## Work to complete:
Could you return every record below exactly as it is written?

## The input:
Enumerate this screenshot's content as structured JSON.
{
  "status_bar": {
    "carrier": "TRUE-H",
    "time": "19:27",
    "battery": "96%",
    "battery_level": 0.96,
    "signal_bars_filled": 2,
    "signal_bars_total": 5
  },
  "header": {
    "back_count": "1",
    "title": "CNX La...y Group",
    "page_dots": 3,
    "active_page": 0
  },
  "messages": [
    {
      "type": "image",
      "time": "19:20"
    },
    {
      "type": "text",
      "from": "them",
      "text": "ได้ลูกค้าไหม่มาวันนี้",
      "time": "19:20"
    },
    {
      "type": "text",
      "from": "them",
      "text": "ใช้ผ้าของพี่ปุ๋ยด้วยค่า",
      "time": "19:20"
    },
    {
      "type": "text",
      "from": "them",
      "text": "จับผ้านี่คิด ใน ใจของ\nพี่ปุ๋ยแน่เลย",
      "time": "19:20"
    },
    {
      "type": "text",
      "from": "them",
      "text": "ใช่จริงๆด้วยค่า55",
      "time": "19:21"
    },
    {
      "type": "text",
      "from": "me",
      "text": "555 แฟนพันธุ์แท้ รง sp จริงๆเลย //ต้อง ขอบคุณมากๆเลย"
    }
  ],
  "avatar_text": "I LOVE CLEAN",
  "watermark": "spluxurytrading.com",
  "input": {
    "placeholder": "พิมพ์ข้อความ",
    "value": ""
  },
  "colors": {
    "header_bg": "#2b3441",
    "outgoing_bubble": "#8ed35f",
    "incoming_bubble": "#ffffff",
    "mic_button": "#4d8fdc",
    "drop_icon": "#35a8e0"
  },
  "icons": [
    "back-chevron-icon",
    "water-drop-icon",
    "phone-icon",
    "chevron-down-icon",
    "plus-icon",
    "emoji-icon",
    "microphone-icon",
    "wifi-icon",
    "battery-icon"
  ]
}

## Task result:
Enumerate this screenshot's content as structured JSON.
{
  "status_bar": {
    "carrier": "TRUE-H",
    "time": "19:27",
    "battery": "96%",
    "battery_level": 0.96,
    "signal_bars_filled": 2,
    "signal_bars_total": 5
  },
  "header": {
    "back_count": "1",
    "title": "CNX La...y Group",
    "page_dots": 3,
    "active_page": 0
  },
  "messages": [
    {
      "type": "image",
      "time": "19:20"
    },
    {
      "type": "text",
      "from": "them",
      "text": "ได้ลูกค้าไหม่มาวันนี้",
      "time": "19:20"
    },
    {
      "type": "text",
      "from": "them",
      "text": "ใช้ผ้าของพี่ปุ๋ยด้วยค่า",
      "time": "19:20"
    },
    {
      "type": "text",
      "from": "them",
      "text": "จับผ้านี่คิด ใน ใจของ\nพี่ปุ๋ยแน่เลย",
      "time": "19:20"
    },
    {
      "type": "text",
      "from": "them",
      "text": "ใช่จริงๆด้วยค่า55",
      "time": "19:21"
    },
    {
      "type": "text",
      "from": "me",
      "text": "555 แฟนพันธุ์แท้ รง sp จริงๆเลย //ต้อง ขอบคุณมากๆเลย"
    }
  ],
  "avatar_text": "I LOVE CLEAN",
  "watermark": "spluxurytrading.com",
  "input": {
    "placeholder": "พิมพ์ข้อความ",
    "value": ""
  },
  "colors": {
    "header_bg": "#2b3441",
    "outgoing_bubble": "#8ed35f",
    "incoming_bubble": "#ffffff",
    "mic_button": "#4d8fdc",
    "drop_icon": "#35a8e0"
  },
  "icons": [
    "back-chevron-icon",
    "water-drop-icon",
    "phone-icon",
    "chevron-down-icon",
    "plus-icon",
    "emoji-icon",
    "microphone-icon",
    "wifi-icon",
    "battery-icon"
  ]
}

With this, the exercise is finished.